WORK REQUEST> For this task, output every entry below exactly and omit the pictures.

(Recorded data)

####################

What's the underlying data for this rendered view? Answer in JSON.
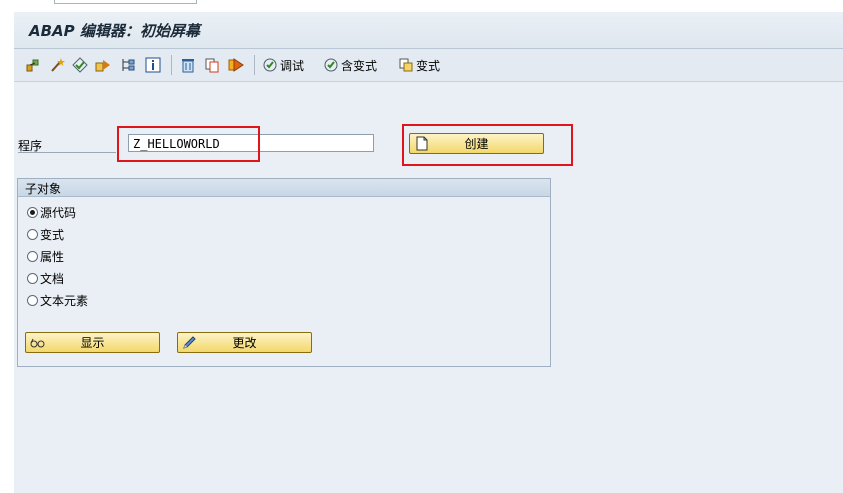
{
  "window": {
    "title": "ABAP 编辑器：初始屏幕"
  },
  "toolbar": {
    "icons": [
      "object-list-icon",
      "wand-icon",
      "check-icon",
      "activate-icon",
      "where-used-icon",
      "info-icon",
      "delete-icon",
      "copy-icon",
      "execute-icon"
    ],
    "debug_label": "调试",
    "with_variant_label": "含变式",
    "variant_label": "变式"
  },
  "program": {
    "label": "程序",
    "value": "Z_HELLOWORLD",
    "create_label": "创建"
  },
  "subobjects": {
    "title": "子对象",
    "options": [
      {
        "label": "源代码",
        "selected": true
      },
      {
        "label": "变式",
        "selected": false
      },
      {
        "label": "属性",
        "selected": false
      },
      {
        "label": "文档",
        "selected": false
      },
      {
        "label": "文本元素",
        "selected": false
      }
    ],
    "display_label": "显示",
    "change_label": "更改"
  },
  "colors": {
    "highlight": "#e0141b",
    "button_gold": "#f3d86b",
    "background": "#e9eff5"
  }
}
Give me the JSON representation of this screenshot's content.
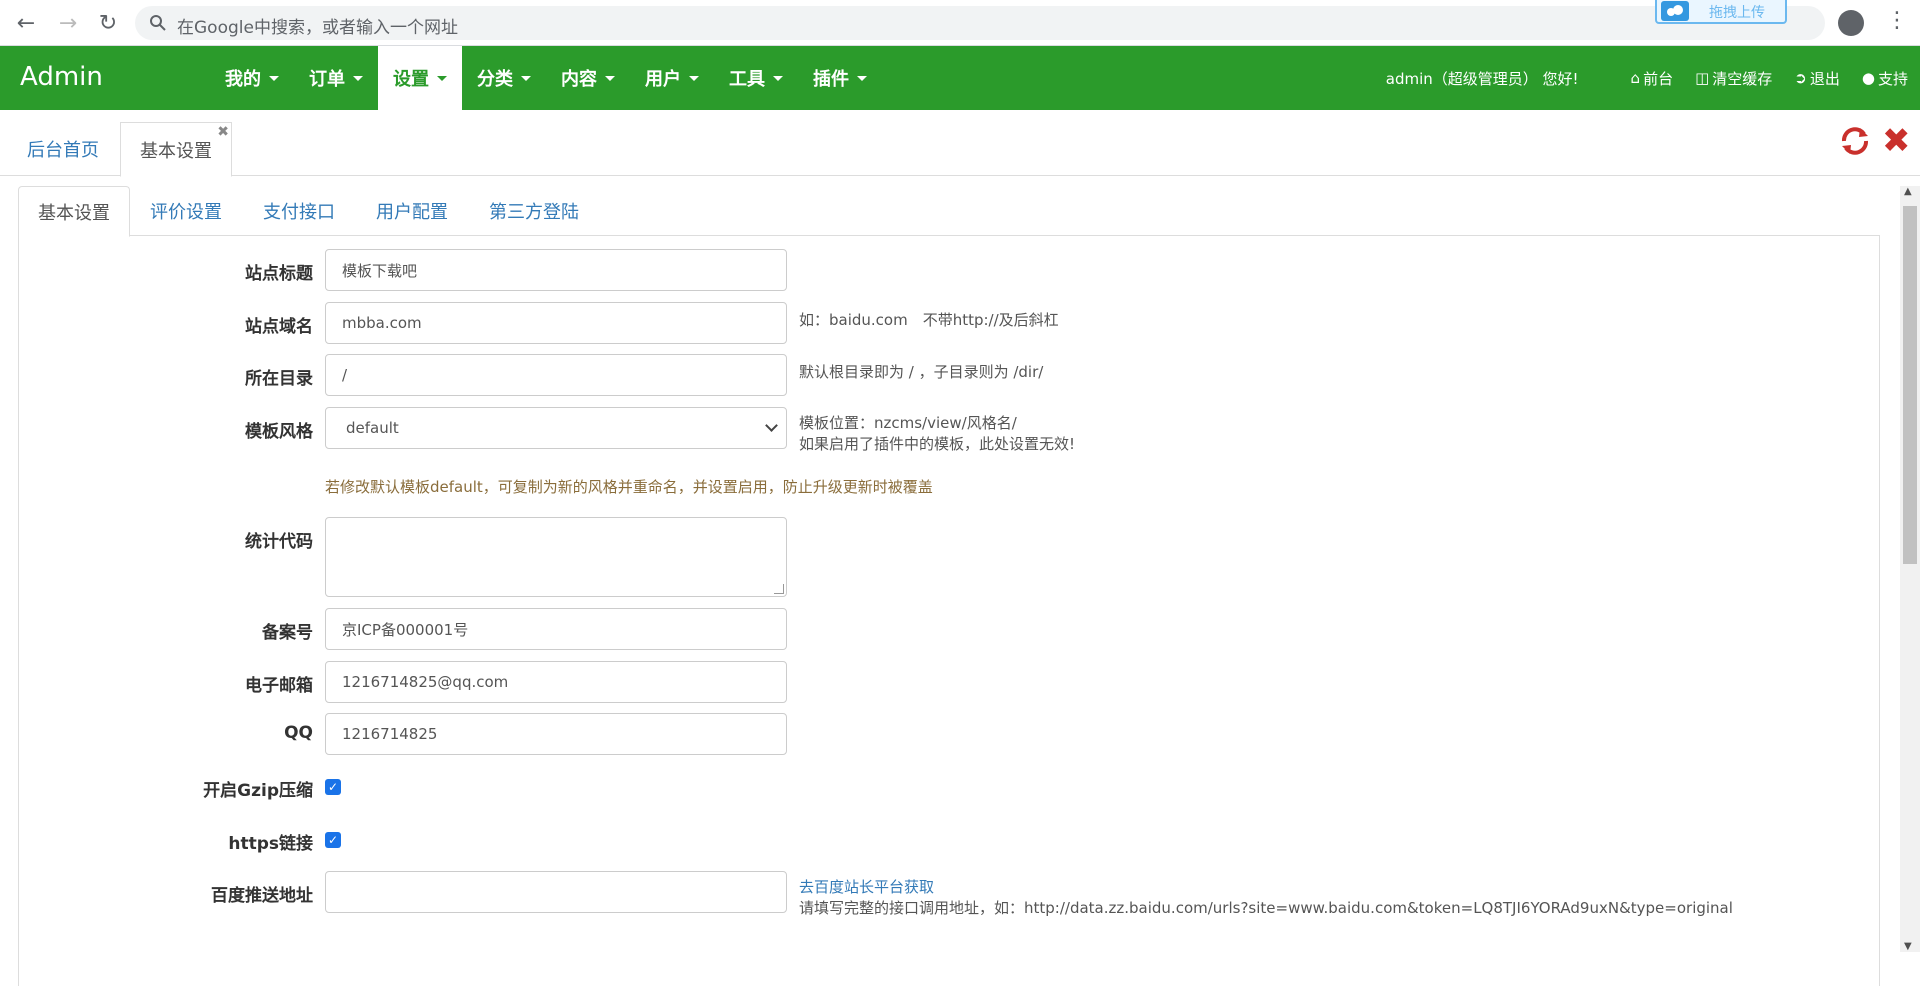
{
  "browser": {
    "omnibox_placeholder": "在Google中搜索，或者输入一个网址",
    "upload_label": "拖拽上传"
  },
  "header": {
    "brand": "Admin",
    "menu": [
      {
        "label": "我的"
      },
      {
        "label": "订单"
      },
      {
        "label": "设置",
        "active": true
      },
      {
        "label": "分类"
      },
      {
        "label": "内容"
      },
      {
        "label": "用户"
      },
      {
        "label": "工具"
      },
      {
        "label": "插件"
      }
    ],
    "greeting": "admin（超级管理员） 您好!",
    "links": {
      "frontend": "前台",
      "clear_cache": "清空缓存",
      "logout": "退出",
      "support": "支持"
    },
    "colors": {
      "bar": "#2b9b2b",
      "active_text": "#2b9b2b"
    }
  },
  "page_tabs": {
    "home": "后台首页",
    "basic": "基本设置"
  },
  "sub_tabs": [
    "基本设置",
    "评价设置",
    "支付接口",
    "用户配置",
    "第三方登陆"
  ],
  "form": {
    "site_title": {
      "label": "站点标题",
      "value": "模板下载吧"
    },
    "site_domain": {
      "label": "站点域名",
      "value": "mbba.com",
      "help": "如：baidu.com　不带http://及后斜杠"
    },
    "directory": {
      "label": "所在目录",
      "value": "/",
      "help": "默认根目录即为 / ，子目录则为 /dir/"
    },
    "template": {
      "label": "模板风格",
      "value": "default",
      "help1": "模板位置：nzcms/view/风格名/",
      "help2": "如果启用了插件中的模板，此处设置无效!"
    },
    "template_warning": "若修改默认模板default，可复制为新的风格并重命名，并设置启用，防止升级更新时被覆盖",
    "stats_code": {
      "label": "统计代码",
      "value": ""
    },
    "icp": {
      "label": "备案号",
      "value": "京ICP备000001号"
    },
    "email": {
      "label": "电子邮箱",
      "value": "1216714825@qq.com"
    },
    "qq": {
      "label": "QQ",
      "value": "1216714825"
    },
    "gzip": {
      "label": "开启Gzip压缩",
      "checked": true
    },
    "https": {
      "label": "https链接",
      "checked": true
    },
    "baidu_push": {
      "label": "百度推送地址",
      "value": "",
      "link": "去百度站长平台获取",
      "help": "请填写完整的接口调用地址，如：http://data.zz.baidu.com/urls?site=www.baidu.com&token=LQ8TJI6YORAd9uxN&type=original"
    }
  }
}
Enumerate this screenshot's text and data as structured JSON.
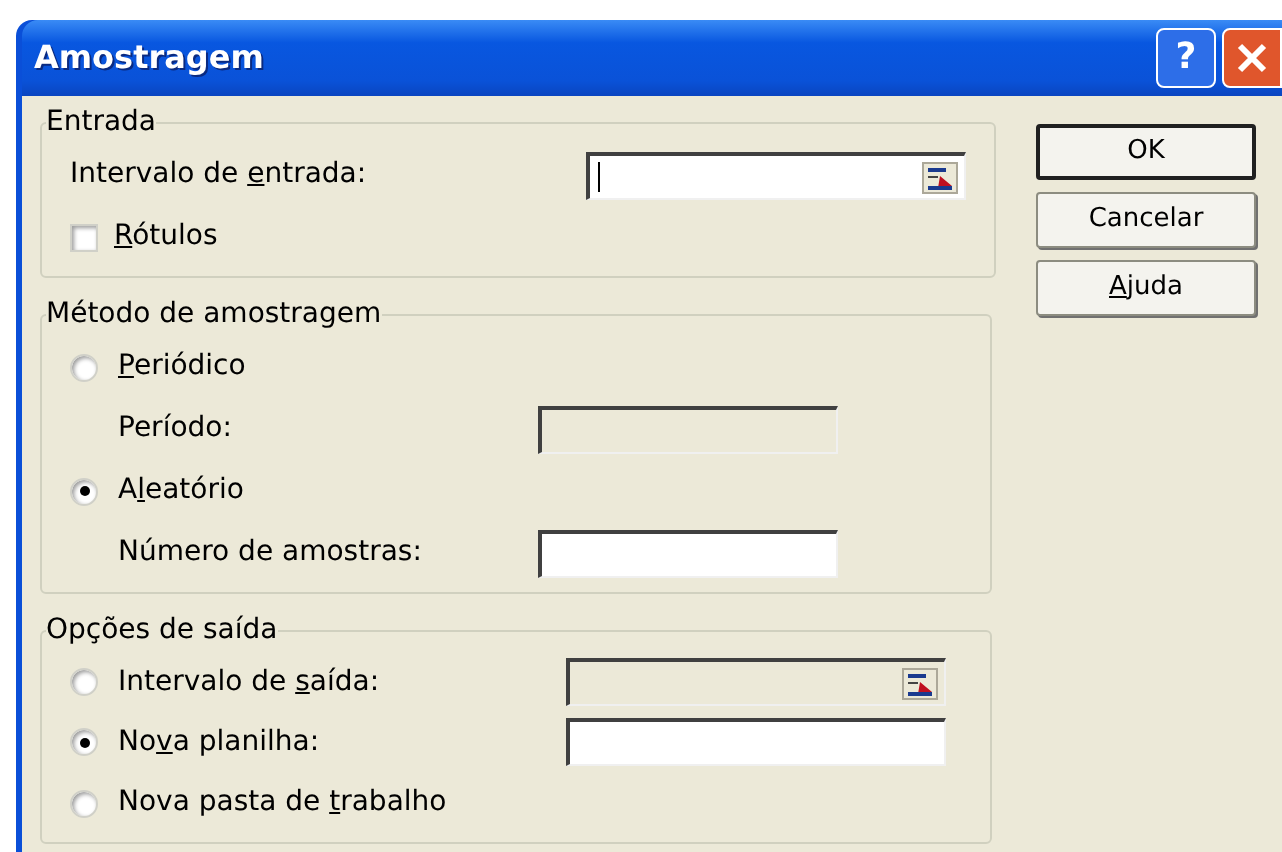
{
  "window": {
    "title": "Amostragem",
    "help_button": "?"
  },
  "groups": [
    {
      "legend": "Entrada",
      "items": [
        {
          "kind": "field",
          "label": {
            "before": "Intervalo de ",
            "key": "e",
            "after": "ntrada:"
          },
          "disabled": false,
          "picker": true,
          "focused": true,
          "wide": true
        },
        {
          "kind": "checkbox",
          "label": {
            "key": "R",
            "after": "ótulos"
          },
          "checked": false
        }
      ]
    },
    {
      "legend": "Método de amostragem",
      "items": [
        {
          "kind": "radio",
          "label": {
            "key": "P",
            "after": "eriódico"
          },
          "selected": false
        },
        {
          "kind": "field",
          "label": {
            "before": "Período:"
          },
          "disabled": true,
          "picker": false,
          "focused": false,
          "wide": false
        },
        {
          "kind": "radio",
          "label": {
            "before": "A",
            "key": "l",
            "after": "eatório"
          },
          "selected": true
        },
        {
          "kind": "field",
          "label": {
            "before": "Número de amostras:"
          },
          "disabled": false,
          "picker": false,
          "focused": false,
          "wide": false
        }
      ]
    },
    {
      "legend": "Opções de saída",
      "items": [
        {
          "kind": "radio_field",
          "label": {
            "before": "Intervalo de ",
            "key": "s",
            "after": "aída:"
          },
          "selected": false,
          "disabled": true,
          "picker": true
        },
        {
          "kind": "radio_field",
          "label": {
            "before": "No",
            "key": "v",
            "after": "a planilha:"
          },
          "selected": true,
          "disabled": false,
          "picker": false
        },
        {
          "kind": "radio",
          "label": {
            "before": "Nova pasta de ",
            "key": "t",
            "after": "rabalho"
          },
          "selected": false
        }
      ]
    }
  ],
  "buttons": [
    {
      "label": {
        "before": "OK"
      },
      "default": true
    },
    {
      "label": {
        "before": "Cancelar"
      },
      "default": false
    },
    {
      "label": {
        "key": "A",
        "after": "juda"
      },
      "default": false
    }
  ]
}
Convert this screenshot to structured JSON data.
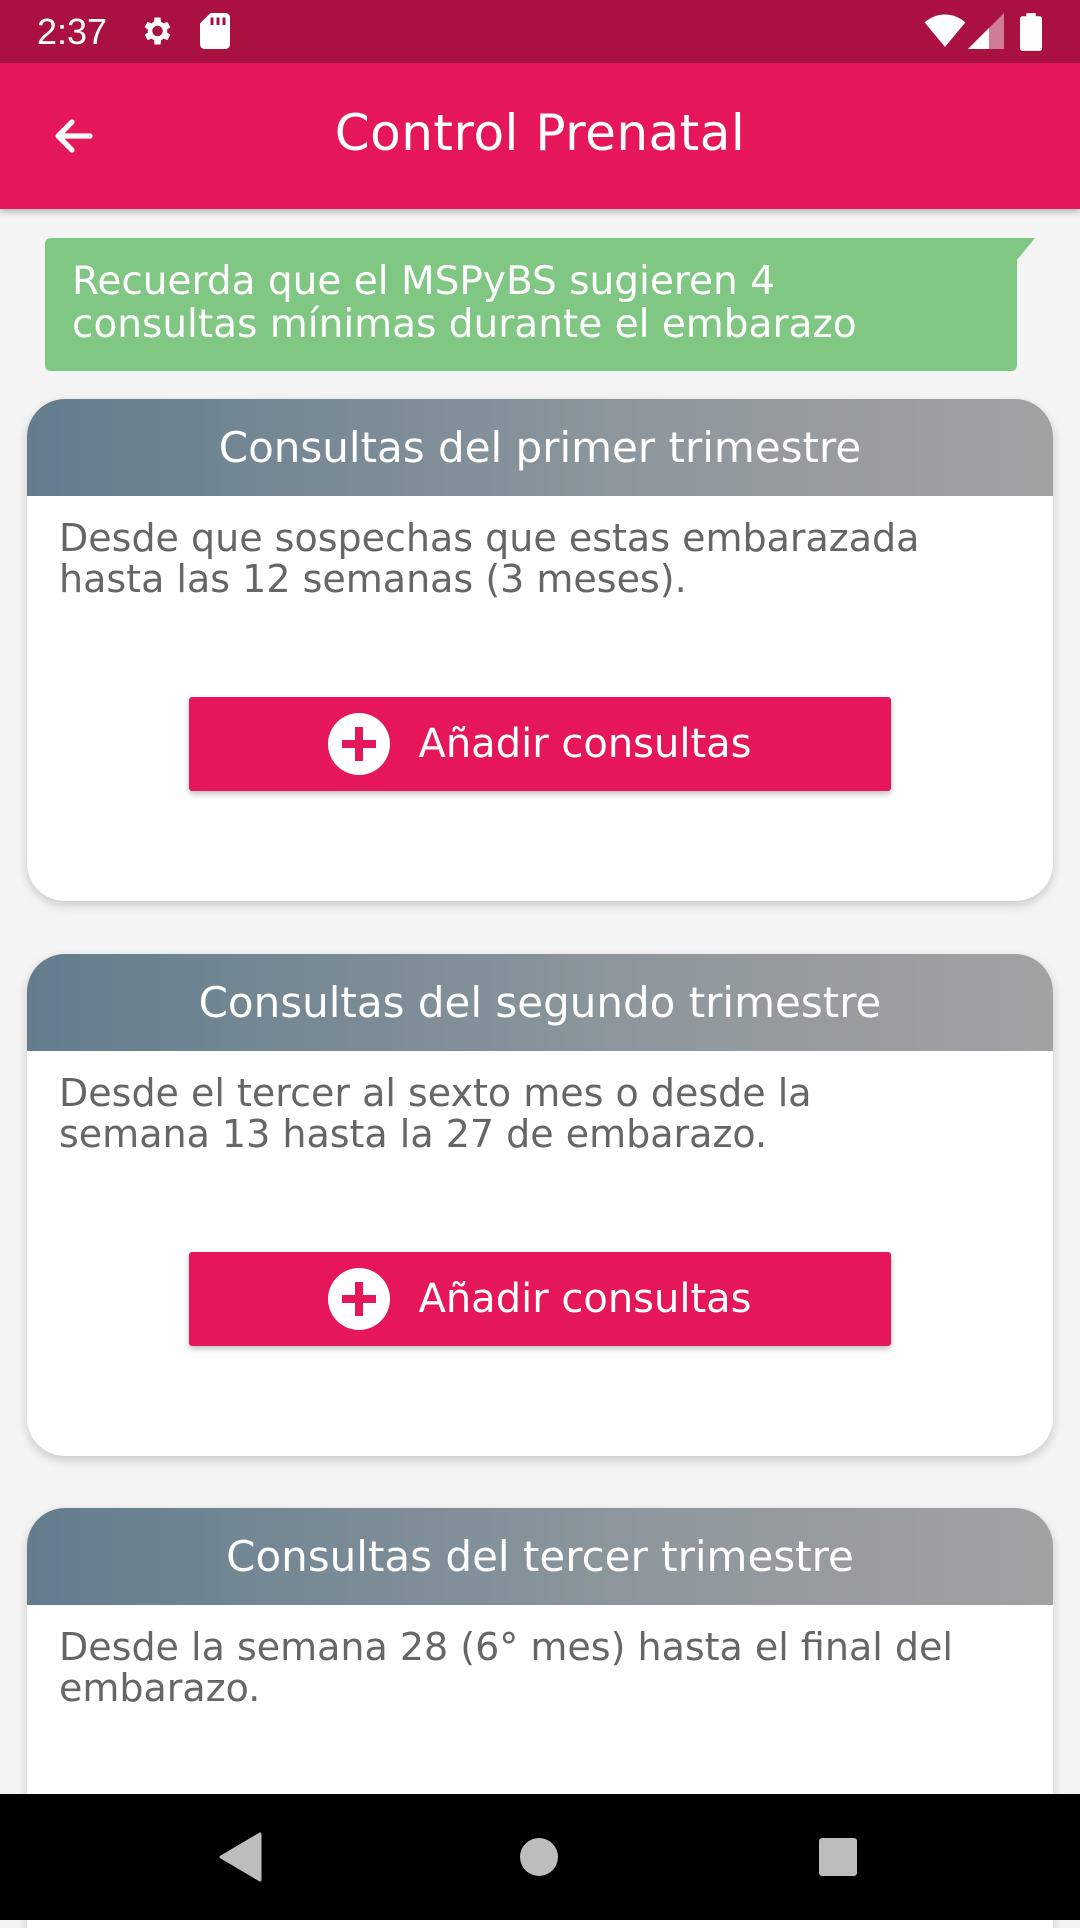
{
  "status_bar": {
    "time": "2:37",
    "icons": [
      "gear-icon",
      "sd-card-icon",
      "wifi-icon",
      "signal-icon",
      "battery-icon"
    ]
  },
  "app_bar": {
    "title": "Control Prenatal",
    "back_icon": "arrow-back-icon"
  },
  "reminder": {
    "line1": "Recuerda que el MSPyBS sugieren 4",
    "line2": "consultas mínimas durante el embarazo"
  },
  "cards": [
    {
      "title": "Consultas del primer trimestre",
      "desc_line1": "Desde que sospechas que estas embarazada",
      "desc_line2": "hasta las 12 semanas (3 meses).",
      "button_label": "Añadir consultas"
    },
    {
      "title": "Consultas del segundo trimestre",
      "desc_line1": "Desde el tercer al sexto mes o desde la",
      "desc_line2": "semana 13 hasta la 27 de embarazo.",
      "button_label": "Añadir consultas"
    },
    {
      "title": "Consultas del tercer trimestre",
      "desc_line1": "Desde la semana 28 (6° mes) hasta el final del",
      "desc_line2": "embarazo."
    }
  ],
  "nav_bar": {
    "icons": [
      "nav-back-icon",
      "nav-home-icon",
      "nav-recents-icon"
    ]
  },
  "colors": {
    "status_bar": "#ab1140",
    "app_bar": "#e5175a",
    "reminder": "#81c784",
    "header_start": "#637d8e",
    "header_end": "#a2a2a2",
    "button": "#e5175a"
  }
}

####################

ANSWER BOX>
What's the underlying data for this rendered view? Answer in JSON.
{
  "window": {
    "title": "ABAP 编辑器：初始屏幕"
  },
  "toolbar": {
    "icons": [
      "object-list-icon",
      "wand-icon",
      "check-icon",
      "activate-icon",
      "where-used-icon",
      "info-icon",
      "delete-icon",
      "copy-icon",
      "execute-icon"
    ],
    "debug_label": "调试",
    "with_variant_label": "含变式",
    "variant_label": "变式"
  },
  "program": {
    "label": "程序",
    "value": "Z_HELLOWORLD",
    "create_label": "创建"
  },
  "subobjects": {
    "title": "子对象",
    "options": [
      {
        "label": "源代码",
        "selected": true
      },
      {
        "label": "变式",
        "selected": false
      },
      {
        "label": "属性",
        "selected": false
      },
      {
        "label": "文档",
        "selected": false
      },
      {
        "label": "文本元素",
        "selected": false
      }
    ],
    "display_label": "显示",
    "change_label": "更改"
  },
  "colors": {
    "highlight": "#e0141b",
    "button_gold": "#f3d86b",
    "background": "#e9eff5"
  }
}
Give me the JSON representation of this screenshot's content.
{
  "browser": {
    "omnibox_placeholder": "在Google中搜索，或者输入一个网址",
    "upload_label": "拖拽上传"
  },
  "header": {
    "brand": "Admin",
    "menu": [
      {
        "label": "我的"
      },
      {
        "label": "订单"
      },
      {
        "label": "设置",
        "active": true
      },
      {
        "label": "分类"
      },
      {
        "label": "内容"
      },
      {
        "label": "用户"
      },
      {
        "label": "工具"
      },
      {
        "label": "插件"
      }
    ],
    "greeting": "admin（超级管理员） 您好!",
    "links": {
      "frontend": "前台",
      "clear_cache": "清空缓存",
      "logout": "退出",
      "support": "支持"
    },
    "colors": {
      "bar": "#2b9b2b",
      "active_text": "#2b9b2b"
    }
  },
  "page_tabs": {
    "home": "后台首页",
    "basic": "基本设置"
  },
  "sub_tabs": [
    "基本设置",
    "评价设置",
    "支付接口",
    "用户配置",
    "第三方登陆"
  ],
  "form": {
    "site_title": {
      "label": "站点标题",
      "value": "模板下载吧"
    },
    "site_domain": {
      "label": "站点域名",
      "value": "mbba.com",
      "help": "如：baidu.com　不带http://及后斜杠"
    },
    "directory": {
      "label": "所在目录",
      "value": "/",
      "help": "默认根目录即为 / ，子目录则为 /dir/"
    },
    "template": {
      "label": "模板风格",
      "value": "default",
      "help1": "模板位置：nzcms/view/风格名/",
      "help2": "如果启用了插件中的模板，此处设置无效!"
    },
    "template_warning": "若修改默认模板default，可复制为新的风格并重命名，并设置启用，防止升级更新时被覆盖",
    "stats_code": {
      "label": "统计代码",
      "value": ""
    },
    "icp": {
      "label": "备案号",
      "value": "京ICP备000001号"
    },
    "email": {
      "label": "电子邮箱",
      "value": "1216714825@qq.com"
    },
    "qq": {
      "label": "QQ",
      "value": "1216714825"
    },
    "gzip": {
      "label": "开启Gzip压缩",
      "checked": true
    },
    "https": {
      "label": "https链接",
      "checked": true
    },
    "baidu_push": {
      "label": "百度推送地址",
      "value": "",
      "link": "去百度站长平台获取",
      "help": "请填写完整的接口调用地址，如：http://data.zz.baidu.com/urls?site=www.baidu.com&token=LQ8TJI6YORAd9uxN&type=original"
    }
  }
}
Enumerate this screenshot's text and data as structured JSON.
{
  "window": {
    "title": "Amostragem",
    "help_button": "?"
  },
  "groups": [
    {
      "legend": "Entrada",
      "items": [
        {
          "kind": "field",
          "label": {
            "before": "Intervalo de ",
            "key": "e",
            "after": "ntrada:"
          },
          "disabled": false,
          "picker": true,
          "focused": true,
          "wide": true
        },
        {
          "kind": "checkbox",
          "label": {
            "key": "R",
            "after": "ótulos"
          },
          "checked": false
        }
      ]
    },
    {
      "legend": "Método de amostragem",
      "items": [
        {
          "kind": "radio",
          "label": {
            "key": "P",
            "after": "eriódico"
          },
          "selected": false
        },
        {
          "kind": "field",
          "label": {
            "before": "Período:"
          },
          "disabled": true,
          "picker": false,
          "focused": false,
          "wide": false
        },
        {
          "kind": "radio",
          "label": {
            "before": "A",
            "key": "l",
            "after": "eatório"
          },
          "selected": true
        },
        {
          "kind": "field",
          "label": {
            "before": "Número de amostras:"
          },
          "disabled": false,
          "picker": false,
          "focused": false,
          "wide": false
        }
      ]
    },
    {
      "legend": "Opções de saída",
      "items": [
        {
          "kind": "radio_field",
          "label": {
            "before": "Intervalo de ",
            "key": "s",
            "after": "aída:"
          },
          "selected": false,
          "disabled": true,
          "picker": true
        },
        {
          "kind": "radio_field",
          "label": {
            "before": "No",
            "key": "v",
            "after": "a planilha:"
          },
          "selected": true,
          "disabled": false,
          "picker": false
        },
        {
          "kind": "radio",
          "label": {
            "before": "Nova pasta de ",
            "key": "t",
            "after": "rabalho"
          },
          "selected": false
        }
      ]
    }
  ],
  "buttons": [
    {
      "label": {
        "before": "OK"
      },
      "default": true
    },
    {
      "label": {
        "before": "Cancelar"
      },
      "default": false
    },
    {
      "label": {
        "key": "A",
        "after": "juda"
      },
      "default": false
    }
  ]
}
Convert this screenshot to structured JSON data.
{
  "status_bar": {
    "time": "2:37",
    "icons": [
      "gear-icon",
      "sd-card-icon",
      "wifi-icon",
      "signal-icon",
      "battery-icon"
    ]
  },
  "app_bar": {
    "title": "Control Prenatal",
    "back_icon": "arrow-back-icon"
  },
  "reminder": {
    "line1": "Recuerda que el MSPyBS sugieren 4",
    "line2": "consultas mínimas durante el embarazo"
  },
  "cards": [
    {
      "title": "Consultas del primer trimestre",
      "desc_line1": "Desde que sospechas que estas embarazada",
      "desc_line2": "hasta las 12 semanas (3 meses).",
      "button_label": "Añadir consultas"
    },
    {
      "title": "Consultas del segundo trimestre",
      "desc_line1": "Desde el tercer al sexto mes o desde la",
      "desc_line2": "semana 13 hasta la 27 de embarazo.",
      "button_label": "Añadir consultas"
    },
    {
      "title": "Consultas del tercer trimestre",
      "desc_line1": "Desde la semana 28 (6° mes) hasta el final del",
      "desc_line2": "embarazo."
    }
  ],
  "nav_bar": {
    "icons": [
      "nav-back-icon",
      "nav-home-icon",
      "nav-recents-icon"
    ]
  },
  "colors": {
    "status_bar": "#ab1140",
    "app_bar": "#e5175a",
    "reminder": "#81c784",
    "header_start": "#637d8e",
    "header_end": "#a2a2a2",
    "button": "#e5175a"
  }
}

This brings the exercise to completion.